- Activity
Would you repeat the data below exactly, taking out the images?

- Extracted data
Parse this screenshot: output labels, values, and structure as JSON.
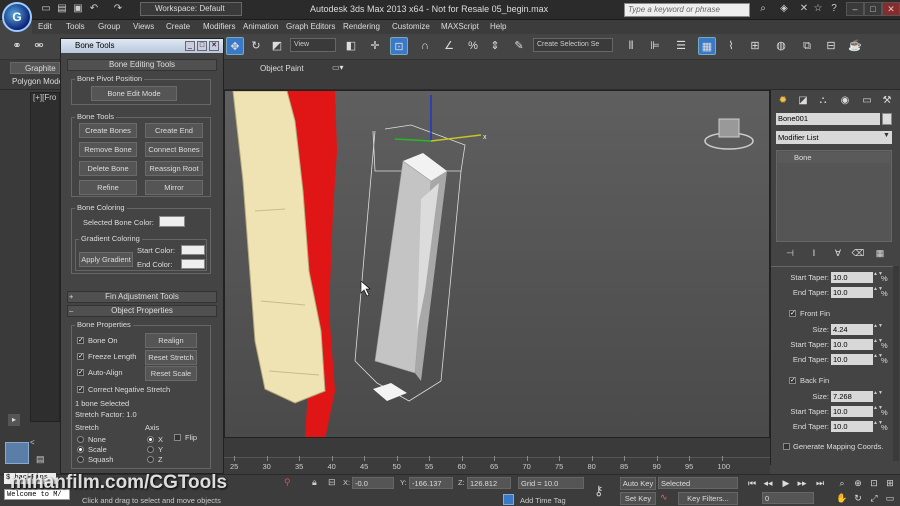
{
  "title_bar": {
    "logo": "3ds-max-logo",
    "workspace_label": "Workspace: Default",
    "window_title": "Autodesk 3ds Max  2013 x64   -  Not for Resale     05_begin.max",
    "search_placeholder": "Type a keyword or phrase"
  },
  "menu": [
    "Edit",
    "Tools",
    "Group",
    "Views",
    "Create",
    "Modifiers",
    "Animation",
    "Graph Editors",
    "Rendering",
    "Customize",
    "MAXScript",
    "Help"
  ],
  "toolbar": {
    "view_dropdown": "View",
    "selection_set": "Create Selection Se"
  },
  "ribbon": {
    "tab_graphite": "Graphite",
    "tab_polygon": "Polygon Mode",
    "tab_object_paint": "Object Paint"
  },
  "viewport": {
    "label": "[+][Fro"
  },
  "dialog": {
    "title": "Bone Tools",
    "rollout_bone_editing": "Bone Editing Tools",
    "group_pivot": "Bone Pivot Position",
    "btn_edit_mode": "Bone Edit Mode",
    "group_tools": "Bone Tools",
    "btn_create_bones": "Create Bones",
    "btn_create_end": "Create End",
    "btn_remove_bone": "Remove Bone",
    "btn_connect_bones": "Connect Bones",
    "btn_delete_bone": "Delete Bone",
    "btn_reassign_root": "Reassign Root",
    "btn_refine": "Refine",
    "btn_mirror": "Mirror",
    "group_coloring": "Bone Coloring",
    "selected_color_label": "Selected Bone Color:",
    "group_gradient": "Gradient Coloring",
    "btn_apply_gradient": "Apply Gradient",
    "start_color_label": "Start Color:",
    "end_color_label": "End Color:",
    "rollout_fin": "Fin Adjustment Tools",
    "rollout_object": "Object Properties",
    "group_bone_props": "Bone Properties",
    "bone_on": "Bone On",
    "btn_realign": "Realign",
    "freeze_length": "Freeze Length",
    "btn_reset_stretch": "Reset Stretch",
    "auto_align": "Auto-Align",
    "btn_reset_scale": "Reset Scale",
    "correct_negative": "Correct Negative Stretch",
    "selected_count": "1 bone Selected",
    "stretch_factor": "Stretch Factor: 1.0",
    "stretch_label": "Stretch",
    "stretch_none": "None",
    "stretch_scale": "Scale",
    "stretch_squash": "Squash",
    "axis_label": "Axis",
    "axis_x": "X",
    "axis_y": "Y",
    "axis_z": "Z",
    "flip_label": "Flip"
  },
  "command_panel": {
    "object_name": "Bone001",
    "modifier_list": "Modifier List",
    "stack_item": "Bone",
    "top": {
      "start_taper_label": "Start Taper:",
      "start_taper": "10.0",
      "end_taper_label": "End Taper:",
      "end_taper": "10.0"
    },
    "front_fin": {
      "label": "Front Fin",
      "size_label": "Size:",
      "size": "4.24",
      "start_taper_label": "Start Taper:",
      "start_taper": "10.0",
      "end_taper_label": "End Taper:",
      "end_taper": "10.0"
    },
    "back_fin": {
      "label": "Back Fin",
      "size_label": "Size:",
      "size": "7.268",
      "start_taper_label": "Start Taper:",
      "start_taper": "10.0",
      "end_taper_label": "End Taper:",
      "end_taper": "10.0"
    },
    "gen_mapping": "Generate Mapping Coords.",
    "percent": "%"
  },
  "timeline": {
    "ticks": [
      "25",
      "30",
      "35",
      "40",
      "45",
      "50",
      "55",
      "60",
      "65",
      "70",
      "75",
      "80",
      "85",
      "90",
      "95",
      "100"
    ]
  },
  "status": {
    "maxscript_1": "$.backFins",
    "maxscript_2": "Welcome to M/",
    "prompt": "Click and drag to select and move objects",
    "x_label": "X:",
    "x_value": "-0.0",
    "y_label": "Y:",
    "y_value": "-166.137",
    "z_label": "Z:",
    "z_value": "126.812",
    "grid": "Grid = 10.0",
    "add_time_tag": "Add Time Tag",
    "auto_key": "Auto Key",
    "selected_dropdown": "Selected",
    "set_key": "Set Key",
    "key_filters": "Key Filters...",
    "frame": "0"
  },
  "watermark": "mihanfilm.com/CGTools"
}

- Result of this exercise
Parse this screenshot: output labels, values, and structure as JSON.
{
  "title_bar": {
    "logo": "3ds-max-logo",
    "workspace_label": "Workspace: Default",
    "window_title": "Autodesk 3ds Max  2013 x64   -  Not for Resale     05_begin.max",
    "search_placeholder": "Type a keyword or phrase"
  },
  "menu": [
    "Edit",
    "Tools",
    "Group",
    "Views",
    "Create",
    "Modifiers",
    "Animation",
    "Graph Editors",
    "Rendering",
    "Customize",
    "MAXScript",
    "Help"
  ],
  "toolbar": {
    "view_dropdown": "View",
    "selection_set": "Create Selection Se"
  },
  "ribbon": {
    "tab_graphite": "Graphite",
    "tab_polygon": "Polygon Mode",
    "tab_object_paint": "Object Paint"
  },
  "viewport": {
    "label": "[+][Fro"
  },
  "dialog": {
    "title": "Bone Tools",
    "rollout_bone_editing": "Bone Editing Tools",
    "group_pivot": "Bone Pivot Position",
    "btn_edit_mode": "Bone Edit Mode",
    "group_tools": "Bone Tools",
    "btn_create_bones": "Create Bones",
    "btn_create_end": "Create End",
    "btn_remove_bone": "Remove Bone",
    "btn_connect_bones": "Connect Bones",
    "btn_delete_bone": "Delete Bone",
    "btn_reassign_root": "Reassign Root",
    "btn_refine": "Refine",
    "btn_mirror": "Mirror",
    "group_coloring": "Bone Coloring",
    "selected_color_label": "Selected Bone Color:",
    "group_gradient": "Gradient Coloring",
    "btn_apply_gradient": "Apply Gradient",
    "start_color_label": "Start Color:",
    "end_color_label": "End Color:",
    "rollout_fin": "Fin Adjustment Tools",
    "rollout_object": "Object Properties",
    "group_bone_props": "Bone Properties",
    "bone_on": "Bone On",
    "btn_realign": "Realign",
    "freeze_length": "Freeze Length",
    "btn_reset_stretch": "Reset Stretch",
    "auto_align": "Auto-Align",
    "btn_reset_scale": "Reset Scale",
    "correct_negative": "Correct Negative Stretch",
    "selected_count": "1 bone Selected",
    "stretch_factor": "Stretch Factor: 1.0",
    "stretch_label": "Stretch",
    "stretch_none": "None",
    "stretch_scale": "Scale",
    "stretch_squash": "Squash",
    "axis_label": "Axis",
    "axis_x": "X",
    "axis_y": "Y",
    "axis_z": "Z",
    "flip_label": "Flip"
  },
  "command_panel": {
    "object_name": "Bone001",
    "modifier_list": "Modifier List",
    "stack_item": "Bone",
    "top": {
      "start_taper_label": "Start Taper:",
      "start_taper": "10.0",
      "end_taper_label": "End Taper:",
      "end_taper": "10.0"
    },
    "front_fin": {
      "label": "Front Fin",
      "size_label": "Size:",
      "size": "4.24",
      "start_taper_label": "Start Taper:",
      "start_taper": "10.0",
      "end_taper_label": "End Taper:",
      "end_taper": "10.0"
    },
    "back_fin": {
      "label": "Back Fin",
      "size_label": "Size:",
      "size": "7.268",
      "start_taper_label": "Start Taper:",
      "start_taper": "10.0",
      "end_taper_label": "End Taper:",
      "end_taper": "10.0"
    },
    "gen_mapping": "Generate Mapping Coords.",
    "percent": "%"
  },
  "timeline": {
    "ticks": [
      "25",
      "30",
      "35",
      "40",
      "45",
      "50",
      "55",
      "60",
      "65",
      "70",
      "75",
      "80",
      "85",
      "90",
      "95",
      "100"
    ]
  },
  "status": {
    "maxscript_1": "$.backFins",
    "maxscript_2": "Welcome to M/",
    "prompt": "Click and drag to select and move objects",
    "x_label": "X:",
    "x_value": "-0.0",
    "y_label": "Y:",
    "y_value": "-166.137",
    "z_label": "Z:",
    "z_value": "126.812",
    "grid": "Grid = 10.0",
    "add_time_tag": "Add Time Tag",
    "auto_key": "Auto Key",
    "selected_dropdown": "Selected",
    "set_key": "Set Key",
    "key_filters": "Key Filters...",
    "frame": "0"
  },
  "watermark": "mihanfilm.com/CGTools"
}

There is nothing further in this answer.